Task objective - Using the listing below, keep only the lines with the word "JSON" and copy them.

Excerpted records -
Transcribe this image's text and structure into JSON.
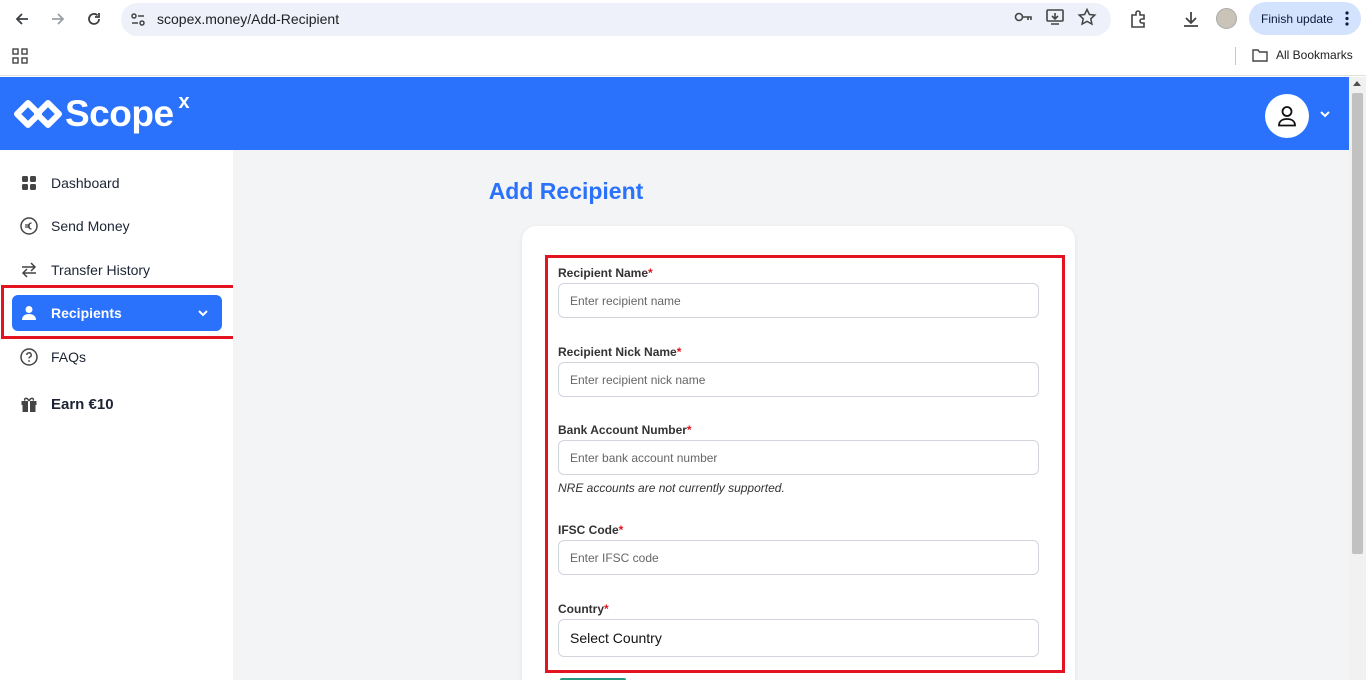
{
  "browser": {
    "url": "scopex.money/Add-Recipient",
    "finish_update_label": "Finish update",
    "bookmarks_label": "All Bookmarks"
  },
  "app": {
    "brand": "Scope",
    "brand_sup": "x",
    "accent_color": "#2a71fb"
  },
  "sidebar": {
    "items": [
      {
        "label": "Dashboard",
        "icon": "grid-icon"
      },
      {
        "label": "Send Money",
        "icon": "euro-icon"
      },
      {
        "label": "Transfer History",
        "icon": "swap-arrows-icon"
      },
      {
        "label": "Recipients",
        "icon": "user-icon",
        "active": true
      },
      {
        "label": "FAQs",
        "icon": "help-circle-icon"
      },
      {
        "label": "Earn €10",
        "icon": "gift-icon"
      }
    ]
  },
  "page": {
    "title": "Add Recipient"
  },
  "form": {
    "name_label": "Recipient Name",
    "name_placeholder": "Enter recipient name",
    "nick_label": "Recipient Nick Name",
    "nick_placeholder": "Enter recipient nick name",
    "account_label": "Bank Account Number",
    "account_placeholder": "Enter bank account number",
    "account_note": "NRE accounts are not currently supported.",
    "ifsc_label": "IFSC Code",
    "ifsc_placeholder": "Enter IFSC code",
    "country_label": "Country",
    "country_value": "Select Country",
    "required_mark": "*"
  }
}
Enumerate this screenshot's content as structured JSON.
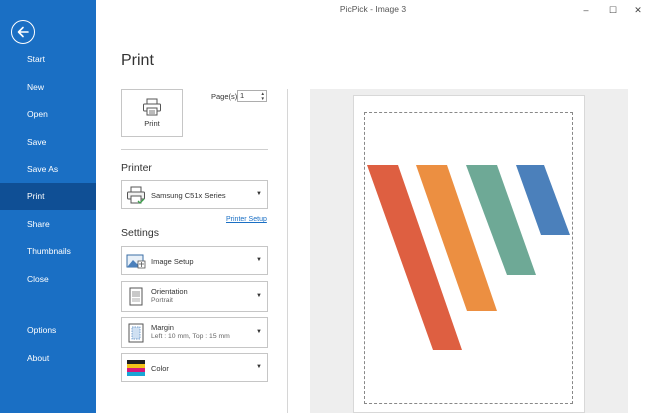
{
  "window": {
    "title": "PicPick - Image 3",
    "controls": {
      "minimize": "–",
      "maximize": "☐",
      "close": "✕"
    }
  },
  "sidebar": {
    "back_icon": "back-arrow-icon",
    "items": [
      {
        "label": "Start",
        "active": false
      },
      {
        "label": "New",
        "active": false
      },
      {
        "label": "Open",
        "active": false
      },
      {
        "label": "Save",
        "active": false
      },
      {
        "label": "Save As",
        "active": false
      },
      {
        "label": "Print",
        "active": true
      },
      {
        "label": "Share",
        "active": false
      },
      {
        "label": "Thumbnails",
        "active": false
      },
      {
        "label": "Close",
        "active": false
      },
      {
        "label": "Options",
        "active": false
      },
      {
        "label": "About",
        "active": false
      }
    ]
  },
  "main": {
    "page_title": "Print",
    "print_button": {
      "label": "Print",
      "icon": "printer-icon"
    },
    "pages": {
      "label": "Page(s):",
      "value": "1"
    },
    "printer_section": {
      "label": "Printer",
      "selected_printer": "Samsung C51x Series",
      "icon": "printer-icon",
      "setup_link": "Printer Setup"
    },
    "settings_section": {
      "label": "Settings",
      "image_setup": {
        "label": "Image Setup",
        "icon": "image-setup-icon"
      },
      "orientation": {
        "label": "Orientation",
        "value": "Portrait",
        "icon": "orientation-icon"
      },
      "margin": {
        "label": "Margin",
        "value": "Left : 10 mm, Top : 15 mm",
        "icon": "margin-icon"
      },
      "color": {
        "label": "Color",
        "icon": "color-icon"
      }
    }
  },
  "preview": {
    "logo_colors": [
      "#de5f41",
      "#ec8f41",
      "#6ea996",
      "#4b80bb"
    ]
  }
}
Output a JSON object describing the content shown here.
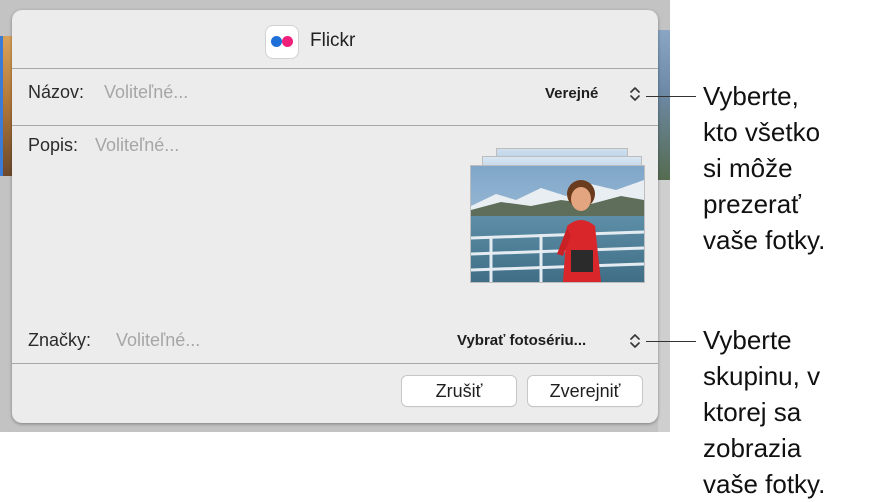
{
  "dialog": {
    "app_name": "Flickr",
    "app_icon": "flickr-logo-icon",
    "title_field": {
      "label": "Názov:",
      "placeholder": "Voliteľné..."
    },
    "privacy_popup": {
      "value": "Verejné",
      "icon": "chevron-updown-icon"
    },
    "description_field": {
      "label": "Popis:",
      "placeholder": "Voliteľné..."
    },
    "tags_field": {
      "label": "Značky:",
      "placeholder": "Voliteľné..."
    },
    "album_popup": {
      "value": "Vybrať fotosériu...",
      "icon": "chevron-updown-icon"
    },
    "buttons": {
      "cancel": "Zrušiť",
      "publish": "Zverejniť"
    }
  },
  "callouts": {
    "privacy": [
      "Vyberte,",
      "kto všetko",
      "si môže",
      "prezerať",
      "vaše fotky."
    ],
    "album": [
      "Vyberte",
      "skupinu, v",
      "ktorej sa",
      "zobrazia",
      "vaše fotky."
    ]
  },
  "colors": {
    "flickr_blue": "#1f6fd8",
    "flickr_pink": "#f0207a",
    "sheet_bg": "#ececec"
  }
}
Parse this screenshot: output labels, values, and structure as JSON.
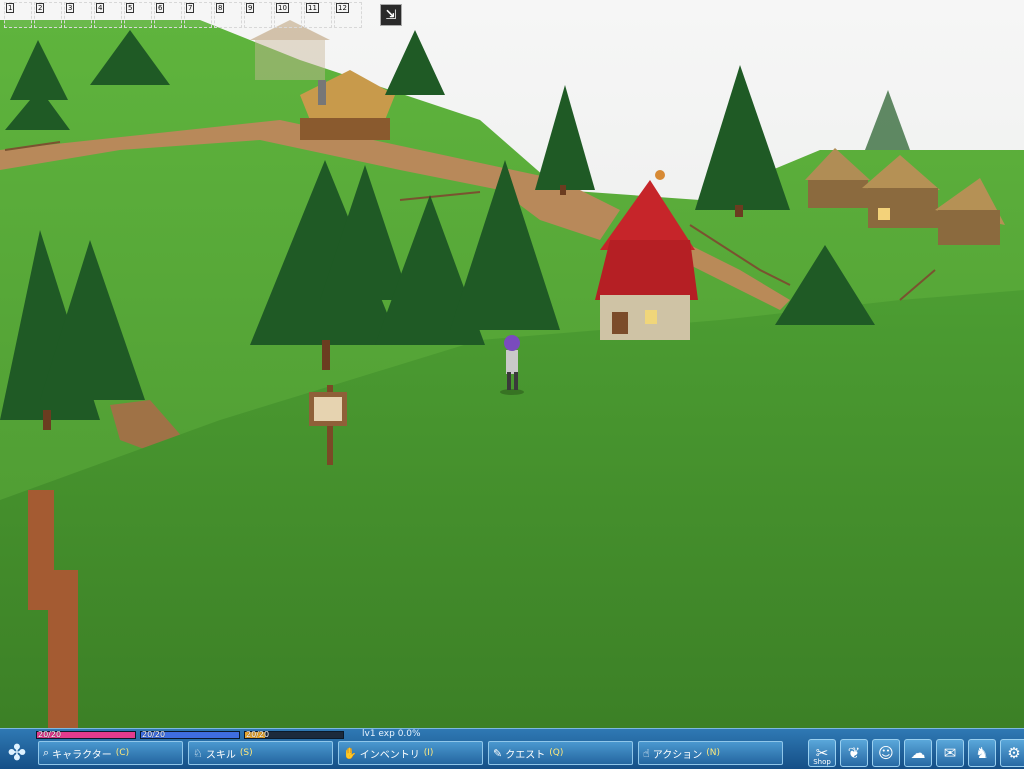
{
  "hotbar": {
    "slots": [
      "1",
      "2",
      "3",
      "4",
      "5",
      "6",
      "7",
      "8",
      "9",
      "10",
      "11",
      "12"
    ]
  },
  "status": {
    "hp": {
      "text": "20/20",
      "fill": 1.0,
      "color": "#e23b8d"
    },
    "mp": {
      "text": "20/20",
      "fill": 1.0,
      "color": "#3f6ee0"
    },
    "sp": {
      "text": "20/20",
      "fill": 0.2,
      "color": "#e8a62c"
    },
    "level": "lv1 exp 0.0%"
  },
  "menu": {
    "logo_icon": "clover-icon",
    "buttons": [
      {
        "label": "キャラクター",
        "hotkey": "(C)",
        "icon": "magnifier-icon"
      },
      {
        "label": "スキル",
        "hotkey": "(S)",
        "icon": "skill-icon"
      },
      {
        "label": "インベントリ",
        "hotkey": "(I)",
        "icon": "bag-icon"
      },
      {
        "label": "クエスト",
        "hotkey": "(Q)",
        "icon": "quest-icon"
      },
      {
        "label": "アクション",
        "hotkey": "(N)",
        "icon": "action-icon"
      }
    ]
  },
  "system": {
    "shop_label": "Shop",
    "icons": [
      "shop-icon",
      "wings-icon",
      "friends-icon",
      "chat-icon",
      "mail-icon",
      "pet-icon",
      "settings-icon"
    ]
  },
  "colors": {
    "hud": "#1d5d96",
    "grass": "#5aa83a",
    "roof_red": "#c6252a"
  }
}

Output -
Transcribe this image's text and structure into JSON.
Enumerate this screenshot's content as structured JSON.
Output a JSON object describing the content shown here.
Parse this screenshot: output labels, values, and structure as JSON.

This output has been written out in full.